Web page and app entries:
——

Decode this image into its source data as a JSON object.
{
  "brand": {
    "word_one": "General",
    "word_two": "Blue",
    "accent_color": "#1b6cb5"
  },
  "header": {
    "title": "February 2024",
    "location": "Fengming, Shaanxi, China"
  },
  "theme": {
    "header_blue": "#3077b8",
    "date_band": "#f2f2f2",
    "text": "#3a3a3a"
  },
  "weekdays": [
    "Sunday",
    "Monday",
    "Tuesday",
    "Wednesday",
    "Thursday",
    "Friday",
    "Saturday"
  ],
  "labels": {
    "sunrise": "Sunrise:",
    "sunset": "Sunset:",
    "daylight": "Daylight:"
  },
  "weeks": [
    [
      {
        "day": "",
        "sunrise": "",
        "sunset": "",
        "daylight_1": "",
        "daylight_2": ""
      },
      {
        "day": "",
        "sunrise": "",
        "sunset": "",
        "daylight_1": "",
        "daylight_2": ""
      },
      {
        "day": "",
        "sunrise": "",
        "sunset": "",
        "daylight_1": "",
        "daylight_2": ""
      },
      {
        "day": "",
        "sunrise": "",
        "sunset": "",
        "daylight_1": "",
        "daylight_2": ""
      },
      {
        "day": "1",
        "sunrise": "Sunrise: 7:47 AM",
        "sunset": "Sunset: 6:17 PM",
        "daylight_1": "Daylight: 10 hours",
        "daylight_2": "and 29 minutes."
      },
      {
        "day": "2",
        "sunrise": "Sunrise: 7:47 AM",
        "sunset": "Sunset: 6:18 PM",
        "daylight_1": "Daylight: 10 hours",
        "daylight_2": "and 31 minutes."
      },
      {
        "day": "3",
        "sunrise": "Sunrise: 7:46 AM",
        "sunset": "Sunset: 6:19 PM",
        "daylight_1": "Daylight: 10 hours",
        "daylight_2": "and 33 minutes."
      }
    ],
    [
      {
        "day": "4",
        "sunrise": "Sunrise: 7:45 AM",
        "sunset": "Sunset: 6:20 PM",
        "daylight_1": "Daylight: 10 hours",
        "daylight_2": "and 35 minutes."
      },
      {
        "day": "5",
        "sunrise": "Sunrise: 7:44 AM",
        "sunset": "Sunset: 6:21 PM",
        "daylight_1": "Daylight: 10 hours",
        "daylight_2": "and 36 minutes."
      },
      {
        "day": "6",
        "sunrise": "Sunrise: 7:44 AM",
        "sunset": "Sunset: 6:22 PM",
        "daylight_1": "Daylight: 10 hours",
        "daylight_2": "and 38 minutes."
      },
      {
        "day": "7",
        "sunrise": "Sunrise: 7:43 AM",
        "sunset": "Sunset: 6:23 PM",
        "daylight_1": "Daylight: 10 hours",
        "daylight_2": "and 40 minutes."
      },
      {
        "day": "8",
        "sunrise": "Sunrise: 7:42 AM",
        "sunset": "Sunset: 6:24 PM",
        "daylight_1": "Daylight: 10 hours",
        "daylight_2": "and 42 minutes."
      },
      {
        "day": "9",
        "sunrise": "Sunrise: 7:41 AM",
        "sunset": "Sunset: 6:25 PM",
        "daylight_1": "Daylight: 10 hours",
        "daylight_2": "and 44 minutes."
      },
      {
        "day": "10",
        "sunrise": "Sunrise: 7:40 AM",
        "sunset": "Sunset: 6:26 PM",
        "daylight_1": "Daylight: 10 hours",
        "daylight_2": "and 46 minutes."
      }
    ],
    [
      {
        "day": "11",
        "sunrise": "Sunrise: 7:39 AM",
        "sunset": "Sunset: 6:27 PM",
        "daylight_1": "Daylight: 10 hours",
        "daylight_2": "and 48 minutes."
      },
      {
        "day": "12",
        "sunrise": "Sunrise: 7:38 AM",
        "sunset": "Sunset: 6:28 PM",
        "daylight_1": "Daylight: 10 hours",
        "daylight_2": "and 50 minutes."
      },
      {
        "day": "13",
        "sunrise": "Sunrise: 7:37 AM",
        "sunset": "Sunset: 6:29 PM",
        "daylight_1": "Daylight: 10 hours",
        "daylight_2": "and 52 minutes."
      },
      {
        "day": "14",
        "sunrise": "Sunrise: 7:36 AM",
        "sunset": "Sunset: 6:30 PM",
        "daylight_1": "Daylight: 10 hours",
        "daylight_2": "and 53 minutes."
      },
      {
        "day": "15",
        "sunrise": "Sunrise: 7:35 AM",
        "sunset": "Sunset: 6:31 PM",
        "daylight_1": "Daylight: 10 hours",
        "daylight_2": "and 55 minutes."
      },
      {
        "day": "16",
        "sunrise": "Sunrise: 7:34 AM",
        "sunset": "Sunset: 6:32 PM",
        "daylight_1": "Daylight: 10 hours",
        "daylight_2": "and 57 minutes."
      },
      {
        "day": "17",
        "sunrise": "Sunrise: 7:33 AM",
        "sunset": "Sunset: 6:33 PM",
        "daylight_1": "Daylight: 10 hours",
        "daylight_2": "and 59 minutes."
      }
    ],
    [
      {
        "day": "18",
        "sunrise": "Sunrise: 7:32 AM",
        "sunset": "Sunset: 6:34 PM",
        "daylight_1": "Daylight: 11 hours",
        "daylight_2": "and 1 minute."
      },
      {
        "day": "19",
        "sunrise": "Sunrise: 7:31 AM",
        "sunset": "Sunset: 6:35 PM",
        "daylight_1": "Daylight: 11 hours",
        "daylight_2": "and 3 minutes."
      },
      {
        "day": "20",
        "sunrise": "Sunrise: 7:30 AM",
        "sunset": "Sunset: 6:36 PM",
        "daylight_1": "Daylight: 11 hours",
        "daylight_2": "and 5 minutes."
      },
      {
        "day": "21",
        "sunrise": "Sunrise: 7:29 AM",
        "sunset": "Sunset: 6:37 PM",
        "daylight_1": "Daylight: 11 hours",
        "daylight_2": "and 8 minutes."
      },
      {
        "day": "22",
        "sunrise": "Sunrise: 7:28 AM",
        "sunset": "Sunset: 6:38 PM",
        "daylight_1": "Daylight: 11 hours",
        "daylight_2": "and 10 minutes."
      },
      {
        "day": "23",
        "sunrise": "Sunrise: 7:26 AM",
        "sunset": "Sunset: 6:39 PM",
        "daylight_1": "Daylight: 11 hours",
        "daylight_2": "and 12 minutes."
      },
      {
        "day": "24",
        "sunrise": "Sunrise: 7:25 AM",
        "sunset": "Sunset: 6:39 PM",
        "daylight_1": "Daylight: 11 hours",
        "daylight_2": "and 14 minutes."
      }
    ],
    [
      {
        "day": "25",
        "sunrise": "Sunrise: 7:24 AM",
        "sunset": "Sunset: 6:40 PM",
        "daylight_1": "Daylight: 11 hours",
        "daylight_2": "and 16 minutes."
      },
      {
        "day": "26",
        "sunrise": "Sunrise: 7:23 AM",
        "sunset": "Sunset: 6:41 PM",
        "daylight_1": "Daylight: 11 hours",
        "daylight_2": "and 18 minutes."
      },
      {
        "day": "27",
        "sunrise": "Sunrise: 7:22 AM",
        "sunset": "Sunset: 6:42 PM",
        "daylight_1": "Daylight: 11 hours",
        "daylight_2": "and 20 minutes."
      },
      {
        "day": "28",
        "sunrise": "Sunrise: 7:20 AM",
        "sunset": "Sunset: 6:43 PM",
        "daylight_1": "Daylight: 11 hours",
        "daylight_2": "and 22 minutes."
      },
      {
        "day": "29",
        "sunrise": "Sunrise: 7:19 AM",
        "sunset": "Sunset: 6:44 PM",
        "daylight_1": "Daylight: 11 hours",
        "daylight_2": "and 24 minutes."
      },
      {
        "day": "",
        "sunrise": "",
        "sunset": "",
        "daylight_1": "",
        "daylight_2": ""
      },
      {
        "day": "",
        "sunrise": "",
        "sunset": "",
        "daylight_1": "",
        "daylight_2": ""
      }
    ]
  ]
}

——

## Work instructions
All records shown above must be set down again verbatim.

## Answer to this exercise
Decode this image into its source data as a JSON object.
{
  "brand": {
    "word_one": "General",
    "word_two": "Blue",
    "accent_color": "#1b6cb5"
  },
  "header": {
    "title": "February 2024",
    "location": "Fengming, Shaanxi, China"
  },
  "theme": {
    "header_blue": "#3077b8",
    "date_band": "#f2f2f2",
    "text": "#3a3a3a"
  },
  "weekdays": [
    "Sunday",
    "Monday",
    "Tuesday",
    "Wednesday",
    "Thursday",
    "Friday",
    "Saturday"
  ],
  "labels": {
    "sunrise": "Sunrise:",
    "sunset": "Sunset:",
    "daylight": "Daylight:"
  },
  "weeks": [
    [
      {
        "day": "",
        "sunrise": "",
        "sunset": "",
        "daylight_1": "",
        "daylight_2": ""
      },
      {
        "day": "",
        "sunrise": "",
        "sunset": "",
        "daylight_1": "",
        "daylight_2": ""
      },
      {
        "day": "",
        "sunrise": "",
        "sunset": "",
        "daylight_1": "",
        "daylight_2": ""
      },
      {
        "day": "",
        "sunrise": "",
        "sunset": "",
        "daylight_1": "",
        "daylight_2": ""
      },
      {
        "day": "1",
        "sunrise": "Sunrise: 7:47 AM",
        "sunset": "Sunset: 6:17 PM",
        "daylight_1": "Daylight: 10 hours",
        "daylight_2": "and 29 minutes."
      },
      {
        "day": "2",
        "sunrise": "Sunrise: 7:47 AM",
        "sunset": "Sunset: 6:18 PM",
        "daylight_1": "Daylight: 10 hours",
        "daylight_2": "and 31 minutes."
      },
      {
        "day": "3",
        "sunrise": "Sunrise: 7:46 AM",
        "sunset": "Sunset: 6:19 PM",
        "daylight_1": "Daylight: 10 hours",
        "daylight_2": "and 33 minutes."
      }
    ],
    [
      {
        "day": "4",
        "sunrise": "Sunrise: 7:45 AM",
        "sunset": "Sunset: 6:20 PM",
        "daylight_1": "Daylight: 10 hours",
        "daylight_2": "and 35 minutes."
      },
      {
        "day": "5",
        "sunrise": "Sunrise: 7:44 AM",
        "sunset": "Sunset: 6:21 PM",
        "daylight_1": "Daylight: 10 hours",
        "daylight_2": "and 36 minutes."
      },
      {
        "day": "6",
        "sunrise": "Sunrise: 7:44 AM",
        "sunset": "Sunset: 6:22 PM",
        "daylight_1": "Daylight: 10 hours",
        "daylight_2": "and 38 minutes."
      },
      {
        "day": "7",
        "sunrise": "Sunrise: 7:43 AM",
        "sunset": "Sunset: 6:23 PM",
        "daylight_1": "Daylight: 10 hours",
        "daylight_2": "and 40 minutes."
      },
      {
        "day": "8",
        "sunrise": "Sunrise: 7:42 AM",
        "sunset": "Sunset: 6:24 PM",
        "daylight_1": "Daylight: 10 hours",
        "daylight_2": "and 42 minutes."
      },
      {
        "day": "9",
        "sunrise": "Sunrise: 7:41 AM",
        "sunset": "Sunset: 6:25 PM",
        "daylight_1": "Daylight: 10 hours",
        "daylight_2": "and 44 minutes."
      },
      {
        "day": "10",
        "sunrise": "Sunrise: 7:40 AM",
        "sunset": "Sunset: 6:26 PM",
        "daylight_1": "Daylight: 10 hours",
        "daylight_2": "and 46 minutes."
      }
    ],
    [
      {
        "day": "11",
        "sunrise": "Sunrise: 7:39 AM",
        "sunset": "Sunset: 6:27 PM",
        "daylight_1": "Daylight: 10 hours",
        "daylight_2": "and 48 minutes."
      },
      {
        "day": "12",
        "sunrise": "Sunrise: 7:38 AM",
        "sunset": "Sunset: 6:28 PM",
        "daylight_1": "Daylight: 10 hours",
        "daylight_2": "and 50 minutes."
      },
      {
        "day": "13",
        "sunrise": "Sunrise: 7:37 AM",
        "sunset": "Sunset: 6:29 PM",
        "daylight_1": "Daylight: 10 hours",
        "daylight_2": "and 52 minutes."
      },
      {
        "day": "14",
        "sunrise": "Sunrise: 7:36 AM",
        "sunset": "Sunset: 6:30 PM",
        "daylight_1": "Daylight: 10 hours",
        "daylight_2": "and 53 minutes."
      },
      {
        "day": "15",
        "sunrise": "Sunrise: 7:35 AM",
        "sunset": "Sunset: 6:31 PM",
        "daylight_1": "Daylight: 10 hours",
        "daylight_2": "and 55 minutes."
      },
      {
        "day": "16",
        "sunrise": "Sunrise: 7:34 AM",
        "sunset": "Sunset: 6:32 PM",
        "daylight_1": "Daylight: 10 hours",
        "daylight_2": "and 57 minutes."
      },
      {
        "day": "17",
        "sunrise": "Sunrise: 7:33 AM",
        "sunset": "Sunset: 6:33 PM",
        "daylight_1": "Daylight: 10 hours",
        "daylight_2": "and 59 minutes."
      }
    ],
    [
      {
        "day": "18",
        "sunrise": "Sunrise: 7:32 AM",
        "sunset": "Sunset: 6:34 PM",
        "daylight_1": "Daylight: 11 hours",
        "daylight_2": "and 1 minute."
      },
      {
        "day": "19",
        "sunrise": "Sunrise: 7:31 AM",
        "sunset": "Sunset: 6:35 PM",
        "daylight_1": "Daylight: 11 hours",
        "daylight_2": "and 3 minutes."
      },
      {
        "day": "20",
        "sunrise": "Sunrise: 7:30 AM",
        "sunset": "Sunset: 6:36 PM",
        "daylight_1": "Daylight: 11 hours",
        "daylight_2": "and 5 minutes."
      },
      {
        "day": "21",
        "sunrise": "Sunrise: 7:29 AM",
        "sunset": "Sunset: 6:37 PM",
        "daylight_1": "Daylight: 11 hours",
        "daylight_2": "and 8 minutes."
      },
      {
        "day": "22",
        "sunrise": "Sunrise: 7:28 AM",
        "sunset": "Sunset: 6:38 PM",
        "daylight_1": "Daylight: 11 hours",
        "daylight_2": "and 10 minutes."
      },
      {
        "day": "23",
        "sunrise": "Sunrise: 7:26 AM",
        "sunset": "Sunset: 6:39 PM",
        "daylight_1": "Daylight: 11 hours",
        "daylight_2": "and 12 minutes."
      },
      {
        "day": "24",
        "sunrise": "Sunrise: 7:25 AM",
        "sunset": "Sunset: 6:39 PM",
        "daylight_1": "Daylight: 11 hours",
        "daylight_2": "and 14 minutes."
      }
    ],
    [
      {
        "day": "25",
        "sunrise": "Sunrise: 7:24 AM",
        "sunset": "Sunset: 6:40 PM",
        "daylight_1": "Daylight: 11 hours",
        "daylight_2": "and 16 minutes."
      },
      {
        "day": "26",
        "sunrise": "Sunrise: 7:23 AM",
        "sunset": "Sunset: 6:41 PM",
        "daylight_1": "Daylight: 11 hours",
        "daylight_2": "and 18 minutes."
      },
      {
        "day": "27",
        "sunrise": "Sunrise: 7:22 AM",
        "sunset": "Sunset: 6:42 PM",
        "daylight_1": "Daylight: 11 hours",
        "daylight_2": "and 20 minutes."
      },
      {
        "day": "28",
        "sunrise": "Sunrise: 7:20 AM",
        "sunset": "Sunset: 6:43 PM",
        "daylight_1": "Daylight: 11 hours",
        "daylight_2": "and 22 minutes."
      },
      {
        "day": "29",
        "sunrise": "Sunrise: 7:19 AM",
        "sunset": "Sunset: 6:44 PM",
        "daylight_1": "Daylight: 11 hours",
        "daylight_2": "and 24 minutes."
      },
      {
        "day": "",
        "sunrise": "",
        "sunset": "",
        "daylight_1": "",
        "daylight_2": ""
      },
      {
        "day": "",
        "sunrise": "",
        "sunset": "",
        "daylight_1": "",
        "daylight_2": ""
      }
    ]
  ]
}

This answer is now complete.